Olympus E-M1 review: First impressions and samples from the new OM-D flagship that also succeeds the E-5 Four Thirds DSLR
posted Monday, September 9, 2013 at 11:01 PM EST
With the announcement today of the Olympus E-M1 (see sample photos here!), two birds have been killed with one stone. The E-M1 is both a new flagship for the OM-D series, and a replacement for the long-in-the-tooth Olympus E-5 digital SLR. In one smooth move, Olympus has given the OM-D series a new aspirational benchmark, and answered the concerns of photographers shooting with its Four Thirds-series SLRs, who've long wanted to know the future of their seemingly-dormant format. And it's answered in style, delivering a camera that combines the best of both the SLR and mirrorless worlds, and adds some significant, brand-new features, as well.
And that's not all. Alongside its new enthusiast (and arguably, professional)-friendly mirrorless body, Olympus has also announced a brand-new high performance Micro Four Thirds lens series, and a raft of accessories related to the E-M1 body. We'll come back to those in a moment, but first, the camera itself.
The 16-megapixel E-M1 is the first Olympus mirrorless camera with on-chip phase detection autofocus, resolving performance issues when shooting with Four Thirds lenses. It has a mighty-impressive electronic viewfinder which is, in essence, a refined version of the well-received VF-4 viewfinder accessory. It also boasts a higher-resolution tilting monitor, and adds freezeproofing to its roster of outdoors-friendly shooting features. And acknowledging that sharing is key, it sports in-camera Wi-Fi connectivity, although this too has been refined since we first saw it in the PEN E-P5 compact system camera. And there's plenty more, besides.

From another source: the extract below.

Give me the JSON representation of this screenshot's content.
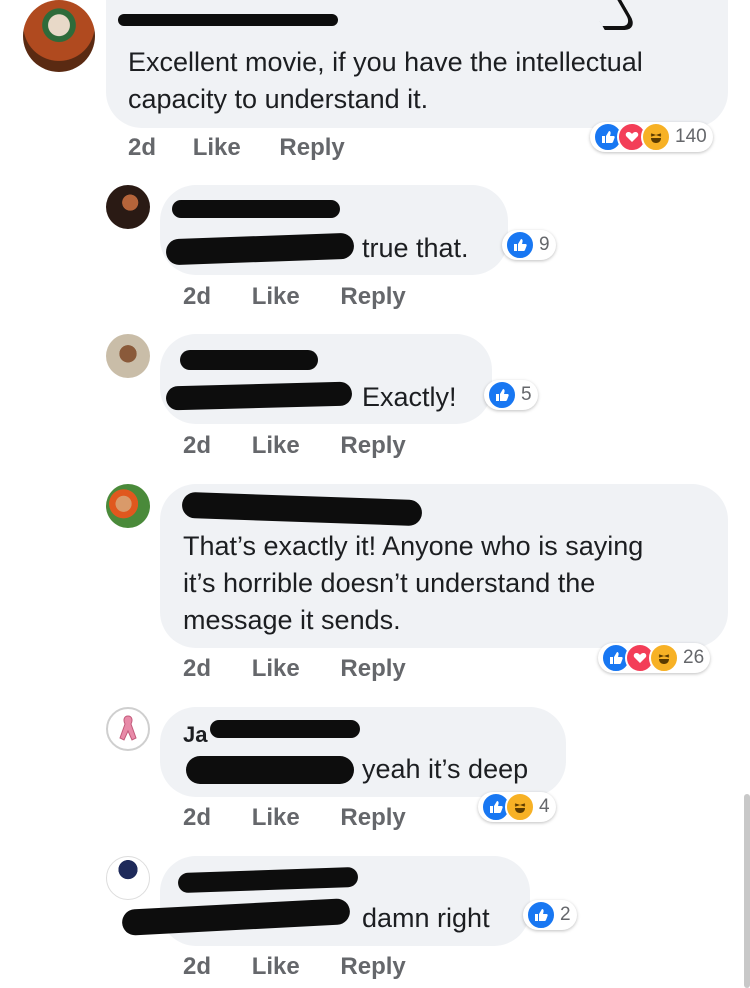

As well as the new flagship mirrorless body, Olympus has revealed a new, high-performance Micro Four Thirds lens line. It debuts with one model, and another is to follow in the latter half of 2014. The first product in the line is the M.ZUIKO Digital ED 12-40mm F2.8 PRO lens, which yields a 24-80mm equivalent range in use. This will be followed by the M.ZUIKO Digital ED 40-150mm F2.8 PRO lens (80-300mm equivalent). Both have constant apertures, and are dustproof, splashproof, and said to be rugged enough for professional use. The 12-40mm lens is also badged as a Movie and Still Compatible model, for near-silent autofocus. (It isn't yet clear if the same will be true of the 40-150mm lens, which is still in development.)
And then there are the accessories. These include the HLD-7 Power Battery Holder -- an addon grip that yields roughly double the battery life, and offers duplicate controls for portrait-orientation shooting -- as well as the PT-EP11 Underwater Case, GS-5 Grip Strap, CBG-10 Camera Bag, CS-42SF Soft Camera Case, and CSS-P118 Shoulder Strap.
Available from October 2013, the Olympus E-M1 will ship body-only, with a pricetag of US$1400. Pricing for the new lenses hasn't been disclosed, and nor has pricing and availability of the various accessories.
Want to know more about the new Olympus OM-D series flagship, and how it will bring E-series DSLR owners into the mirrorless fold? Or perhaps you're just looking for sample photos shot with the E-M1. We've got both, so either way, read our hands-on Olympus E-M1 review for our first impressions of what looks to be one very impressive camera.
Just want to get your Olympus OM-D E-M1 as soon as possible? Get your preorder in with trusted Imaging Resource affiliates Adorama and B&H now, and reserve your place in queue:
Olympus OM-D E-M1 (Body Only) -- Body only, US$1399
Olympus HLD-7 Battery Grip -- US$199
Olympus PPZR-EP04 Zoom Gear (for underwater housing w/ 12-40mm zoom lens)